I'd recommend My Dinner with Jimi to fans of Tapeheads, the Turtles, Jimi Hendrix, Frank Zappa or the Beatles or people who are interested in the music industry or the 1960s in general. It's an engaging character-based comedy told from the perspective of a member of one of the less well-acknowledged and underrated '60s pop/rock bands (in this film, a waitress confuses them for the Beach Boys), discussing an interesting point in time in music and history, with engaging and entertaining performances. The film is fun to watch throughout, especially in its reenactments of the Turtles' stage presence and the hilarious draft board sequence.

Monday, September 22, 2014

Blog: Isaac Baranoff's Top 5 Progressive Metal Albums

With my new album, None More Black, being sold for only $1 through Bandcamp, I thought I'd take a look at one of the lesser-acknowledged musical genres, progressive metal, and list my personal favorites from that unique combination of aggressive guitars, and the technicality and composition structure of jazz and orchestral music, accompanied by videos from each album listed. For those of you who are slightly insane, try playing all the videos at once and listening to all the songs simultaneously until the voices in your head tell you to look for the hatchet.


Opeth's best album is a unique blend of '60s-style psychedelic rock, jazz fusion and old school heavy metal. This is an album that merits repeated listening from start to finish.





Their label pressured them to release a more metal-oriented album for the purpose of commercial viability, and the song-oriented approach of the album works for Dream Theater, especially in tracks like "6:00" and "Lie", making this the band's best album.



A sci-fi/horror concept album about human evolution pushed forward by the consumption of psychedelic mushrooms, in which Mudvayne derives its imagery from "2001: A Space Odyssey" ("Internal Primates Forever"), Ed Gein ("Nothing to Gein") and H.P. Lovecraft ("Severed").




Jazz and metal meet in an iconic fusion album. Cynic's first major tour was as an ill-suited opening act for the death metal band Cannibal Corpse, and as a result, Cynic's debut, Focus, was met with largely confused or disdainful responses from metalheads at the time, but has since gone on to become a huge influence on modern metal/jazz fusion bands.

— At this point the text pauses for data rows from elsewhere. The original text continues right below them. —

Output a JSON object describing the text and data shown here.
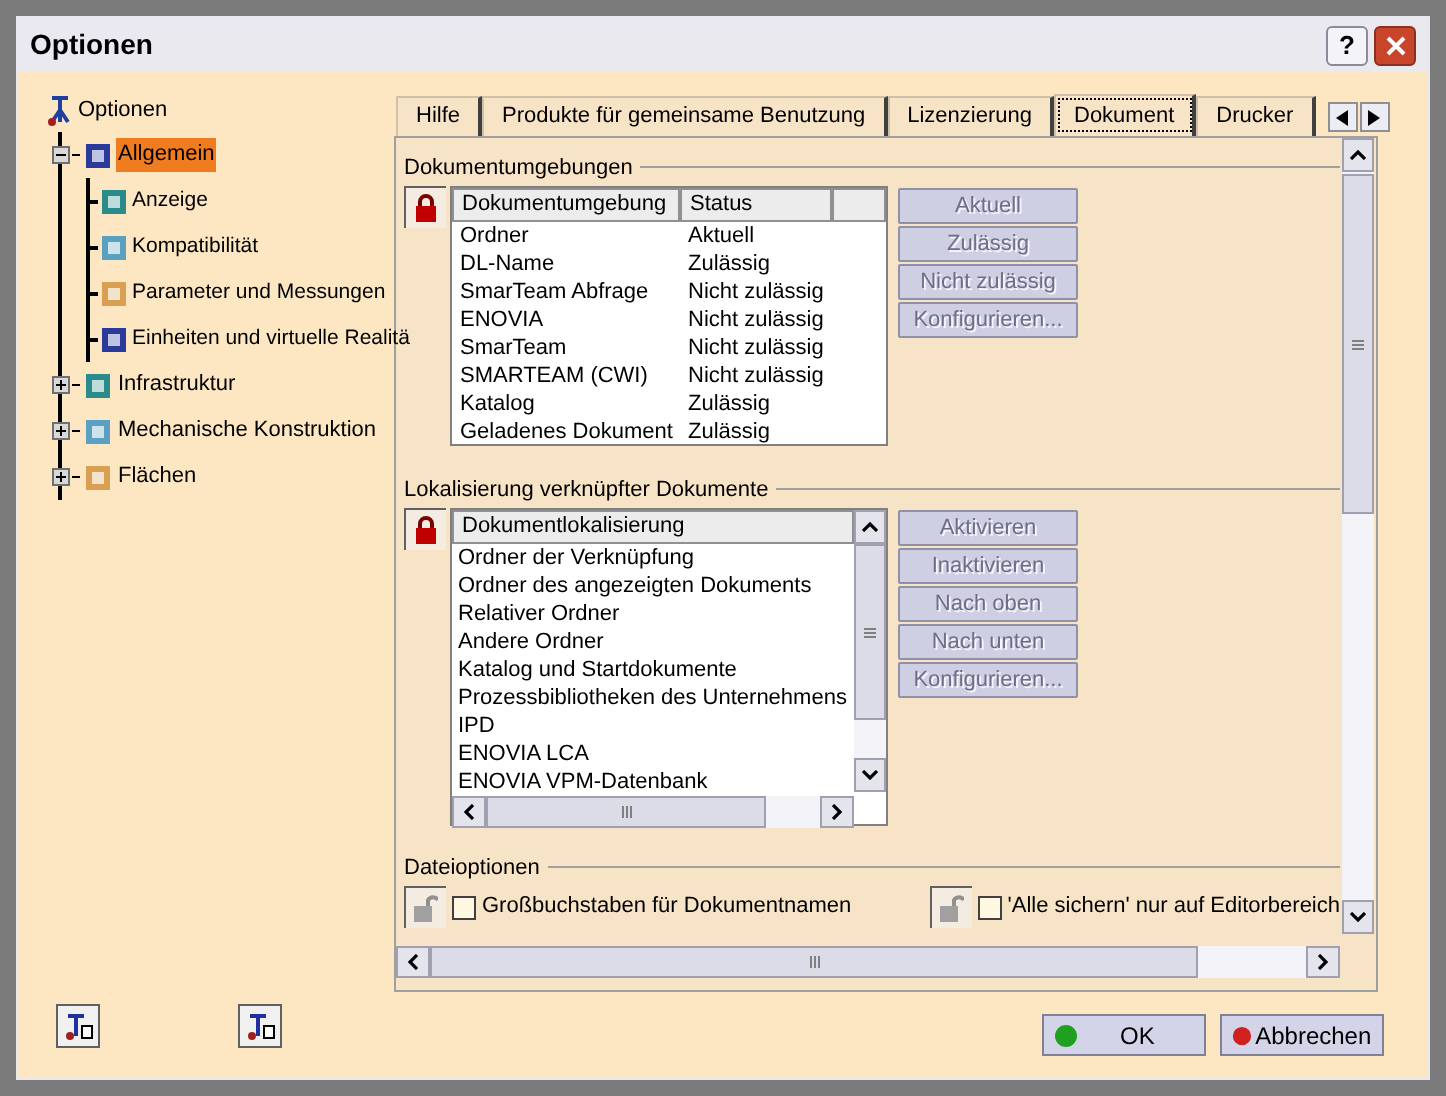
{
  "window": {
    "title": "Optionen",
    "help": "?"
  },
  "tree": {
    "label": "Optionen",
    "children": [
      {
        "label": "Allgemein",
        "selected": true,
        "expanded": true,
        "children": [
          {
            "label": "Anzeige",
            "selected": false
          },
          {
            "label": "Kompatibilität",
            "selected": false
          },
          {
            "label": "Parameter und Messungen",
            "selected": false
          },
          {
            "label": "Einheiten und virtuelle Realitä",
            "selected": false
          }
        ]
      },
      {
        "label": "Infrastruktur",
        "selected": false,
        "expanded": false
      },
      {
        "label": "Mechanische Konstruktion",
        "selected": false,
        "expanded": false
      },
      {
        "label": "Flächen",
        "selected": false,
        "expanded": false
      }
    ]
  },
  "tabs": [
    {
      "label": "Hilfe",
      "selected": false
    },
    {
      "label": "Produkte für gemeinsame Benutzung",
      "selected": false
    },
    {
      "label": "Lizenzierung",
      "selected": false
    },
    {
      "label": "Dokument",
      "selected": true
    },
    {
      "label": "Drucker",
      "selected": false
    }
  ],
  "document_environments": {
    "title": "Dokumentumgebungen",
    "columns": [
      "Dokumentumgebung",
      "Status"
    ],
    "rows": [
      [
        "Ordner",
        "Aktuell"
      ],
      [
        "DL-Name",
        "Zulässig"
      ],
      [
        "SmarTeam Abfrage",
        "Nicht zulässig"
      ],
      [
        "ENOVIA",
        "Nicht zulässig"
      ],
      [
        "SmarTeam",
        "Nicht zulässig"
      ],
      [
        "SMARTEAM (CWI)",
        "Nicht zulässig"
      ],
      [
        "Katalog",
        "Zulässig"
      ],
      [
        "Geladenes Dokument",
        "Zulässig"
      ]
    ],
    "buttons": [
      {
        "label": "Aktuell",
        "disabled": true
      },
      {
        "label": "Zulässig",
        "disabled": true
      },
      {
        "label": "Nicht zulässig",
        "disabled": true
      },
      {
        "label": "Konfigurieren...",
        "disabled": true
      }
    ]
  },
  "linked_documents": {
    "title": "Lokalisierung verknüpfter Dokumente",
    "column": "Dokumentlokalisierung",
    "items": [
      "Ordner der Verknüpfung",
      "Ordner des angezeigten Dokuments",
      "Relativer Ordner",
      "Andere Ordner",
      "Katalog und Startdokumente",
      "Prozessbibliotheken des Unternehmens",
      "IPD",
      "ENOVIA LCA",
      "ENOVIA VPM-Datenbank"
    ],
    "buttons": [
      {
        "label": "Aktivieren",
        "disabled": true
      },
      {
        "label": "Inaktivieren",
        "disabled": true
      },
      {
        "label": "Nach oben",
        "disabled": true
      },
      {
        "label": "Nach unten",
        "disabled": true
      },
      {
        "label": "Konfigurieren...",
        "disabled": true
      }
    ]
  },
  "file_options": {
    "title": "Dateioptionen",
    "options": [
      {
        "label": "Großbuchstaben für Dokumentnamen",
        "checked": false
      },
      {
        "label": "'Alle sichern' nur auf Editorbereich",
        "checked": false
      }
    ]
  },
  "footer": [
    {
      "label": "OK",
      "kind": "ok"
    },
    {
      "label": "Abbrechen",
      "kind": "cancel"
    }
  ]
}
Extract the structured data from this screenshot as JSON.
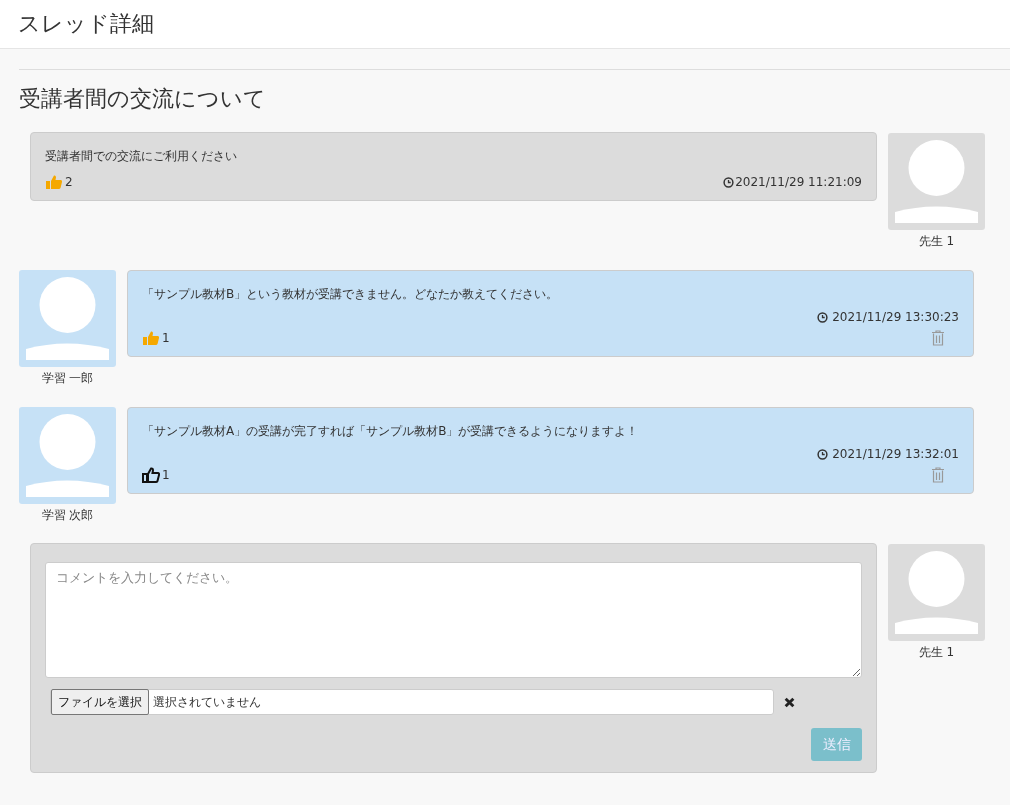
{
  "header": {
    "title": "スレッド詳細"
  },
  "thread": {
    "title": "受講者間の交流について"
  },
  "posts": [
    {
      "kind": "own",
      "body": "受講者間での交流にご利用ください",
      "liked": true,
      "likes": "2",
      "time": "2021/11/29 11:21:09",
      "deletable": false,
      "author": "先生 1"
    },
    {
      "kind": "other",
      "body": "「サンプル教材B」という教材が受講できません。どなたか教えてください。",
      "liked": true,
      "likes": "1",
      "time": "2021/11/29 13:30:23",
      "deletable": true,
      "author": "学習 一郎"
    },
    {
      "kind": "other",
      "body": "「サンプル教材A」の受講が完了すれば「サンプル教材B」が受講できるようになりますよ！",
      "liked": false,
      "likes": "1",
      "time": "2021/11/29 13:32:01",
      "deletable": true,
      "author": "学習 次郎"
    }
  ],
  "composer": {
    "placeholder": "コメントを入力してください。",
    "file_button": "ファイルを選択",
    "file_status": "選択されていません",
    "submit": "送信",
    "author": "先生 1"
  }
}
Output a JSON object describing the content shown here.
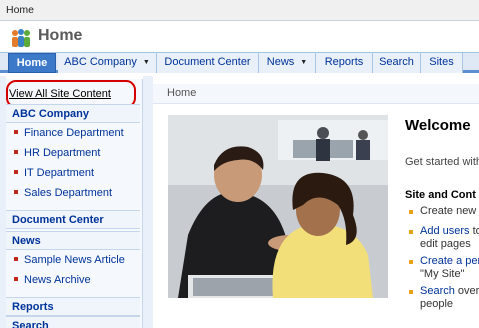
{
  "topbar": {
    "breadcrumb": "Home"
  },
  "header": {
    "site_title": "Home"
  },
  "nav": {
    "tabs": [
      {
        "label": "Home"
      },
      {
        "label": "ABC Company"
      },
      {
        "label": "Document Center"
      },
      {
        "label": "News"
      },
      {
        "label": "Reports"
      },
      {
        "label": "Search"
      },
      {
        "label": "Sites"
      }
    ]
  },
  "quicklaunch": {
    "view_all": "View All Site Content",
    "sections": [
      {
        "heading": "ABC Company",
        "items": [
          "Finance Department",
          "HR Department",
          "IT Department",
          "Sales Department"
        ]
      },
      {
        "heading": "Document Center",
        "items": []
      },
      {
        "heading": "News",
        "items": [
          "Sample News Article",
          "News Archive"
        ]
      },
      {
        "heading": "Reports",
        "items": []
      },
      {
        "heading": "Search",
        "items": []
      }
    ]
  },
  "main": {
    "breadcrumb": "Home",
    "welcome_title": "Welcome",
    "get_started": "Get started with",
    "site_content_heading": "Site and Cont",
    "links": [
      {
        "link": "",
        "text": "Create new"
      },
      {
        "link": "Add users",
        "text": " to"
      },
      {
        "link": "",
        "text": "edit pages"
      },
      {
        "link": "Create a per",
        "text": ""
      },
      {
        "link": "",
        "text": "\"My Site\""
      },
      {
        "link": "Search",
        "text": " over"
      },
      {
        "link": "",
        "text": "people"
      }
    ]
  },
  "colors": {
    "accent": "#3d79c9",
    "link": "#003399",
    "highlight": "#d40000"
  }
}
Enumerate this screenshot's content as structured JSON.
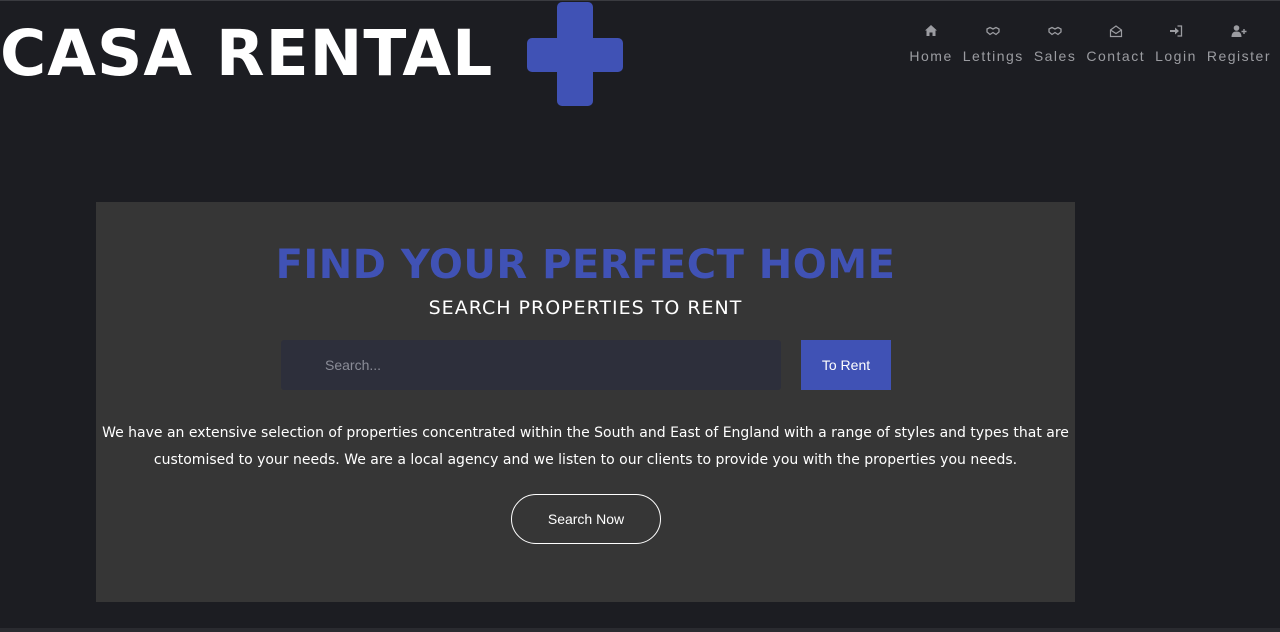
{
  "brand": {
    "logo_text": "CASA RENTAL",
    "accent_color": "#4052b5",
    "cross_icon": "plus-icon"
  },
  "nav": [
    {
      "label": "Home",
      "icon": "home-icon"
    },
    {
      "label": "Lettings",
      "icon": "handshake-icon"
    },
    {
      "label": "Sales",
      "icon": "handshake-icon"
    },
    {
      "label": "Contact",
      "icon": "envelope-open-icon"
    },
    {
      "label": "Login",
      "icon": "sign-in-icon"
    },
    {
      "label": "Register",
      "icon": "user-plus-icon"
    }
  ],
  "hero": {
    "headline": "FIND YOUR PERFECT HOME",
    "subheadline": "SEARCH PROPERTIES TO RENT",
    "search_placeholder": "Search...",
    "search_value": "",
    "rent_button_label": "To Rent",
    "description_line1": "We have an extensive selection of properties concentrated within the South and East of England with a range of styles and types that are",
    "description_line2": "customised to your needs. We are a local agency and we listen to our clients to provide you with the properties you needs.",
    "search_now_label": "Search Now"
  },
  "colors": {
    "background": "#1c1d22",
    "panel": "#363636",
    "nav_text": "#9b9ca1"
  }
}
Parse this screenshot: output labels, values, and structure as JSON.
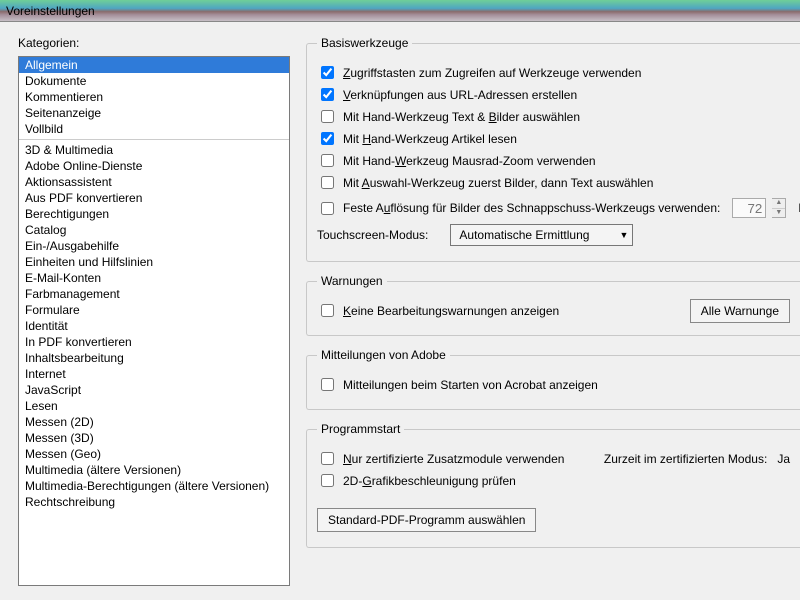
{
  "window": {
    "title": "Voreinstellungen"
  },
  "left": {
    "label": "Kategorien:",
    "groups": [
      {
        "items": [
          "Allgemein",
          "Dokumente",
          "Kommentieren",
          "Seitenanzeige",
          "Vollbild"
        ],
        "selected": 0
      },
      {
        "items": [
          "3D & Multimedia",
          "Adobe Online-Dienste",
          "Aktionsassistent",
          "Aus PDF konvertieren",
          "Berechtigungen",
          "Catalog",
          "Ein-/Ausgabehilfe",
          "Einheiten und Hilfslinien",
          "E-Mail-Konten",
          "Farbmanagement",
          "Formulare",
          "Identität",
          "In PDF konvertieren",
          "Inhaltsbearbeitung",
          "Internet",
          "JavaScript",
          "Lesen",
          "Messen (2D)",
          "Messen (3D)",
          "Messen (Geo)",
          "Multimedia (ältere Versionen)",
          "Multimedia-Berechtigungen (ältere Versionen)",
          "Rechtschreibung"
        ]
      }
    ]
  },
  "basis": {
    "legend": "Basiswerkzeuge",
    "items": [
      {
        "pre": "",
        "u": "Z",
        "post": "ugriffstasten zum Zugreifen auf Werkzeuge verwenden",
        "checked": true
      },
      {
        "pre": "",
        "u": "V",
        "post": "erknüpfungen aus URL-Adressen erstellen",
        "checked": true
      },
      {
        "pre": "Mit Hand-Werkzeug Text & ",
        "u": "B",
        "post": "ilder auswählen",
        "checked": false
      },
      {
        "pre": "Mit ",
        "u": "H",
        "post": "and-Werkzeug Artikel lesen",
        "checked": true
      },
      {
        "pre": "Mit Hand-",
        "u": "W",
        "post": "erkzeug Mausrad-Zoom verwenden",
        "checked": false
      },
      {
        "pre": "Mit ",
        "u": "A",
        "post": "uswahl-Werkzeug zuerst Bilder, dann Text auswählen",
        "checked": false
      }
    ],
    "fixedRes": {
      "pre": "Feste A",
      "u": "u",
      "post": "flösung für Bilder des Schnappschuss-Werkzeugs verwenden:",
      "value": "72",
      "unit": "Pi"
    },
    "touch": {
      "label": "Touchscreen-Modus:",
      "value": "Automatische Ermittlung"
    }
  },
  "warn": {
    "legend": "Warnungen",
    "item": {
      "pre": "",
      "u": "K",
      "post": "eine Bearbeitungswarnungen anzeigen",
      "checked": false
    },
    "button": "Alle Warnunge"
  },
  "adobe": {
    "legend": "Mitteilungen von Adobe",
    "item": {
      "pre": "Mitteilungen beim Starten von Acrobat anzeigen",
      "checked": false
    }
  },
  "start": {
    "legend": "Programmstart",
    "cert": {
      "pre": "",
      "u": "N",
      "post": "ur zertifizierte Zusatzmodule verwenden",
      "checked": false
    },
    "certStatusLabel": "Zurzeit im zertifizierten Modus:",
    "certStatusValue": "Ja",
    "gfx": {
      "pre": "2D-",
      "u": "G",
      "post": "rafikbeschleunigung prüfen",
      "checked": false
    },
    "button": "Standard-PDF-Programm auswählen"
  }
}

Voivod combined the tenacity and fury of thrash metal with the bass guitar-driven arrangements and technicality of progressive rock, creating the appropriate sound for an ill-fated future on a series of sci-fi metal classics, including "Nothingface", which includes a cover of Syd Barrett's "Astronomy Domine". The alternative metal band Nothingface is named after this album.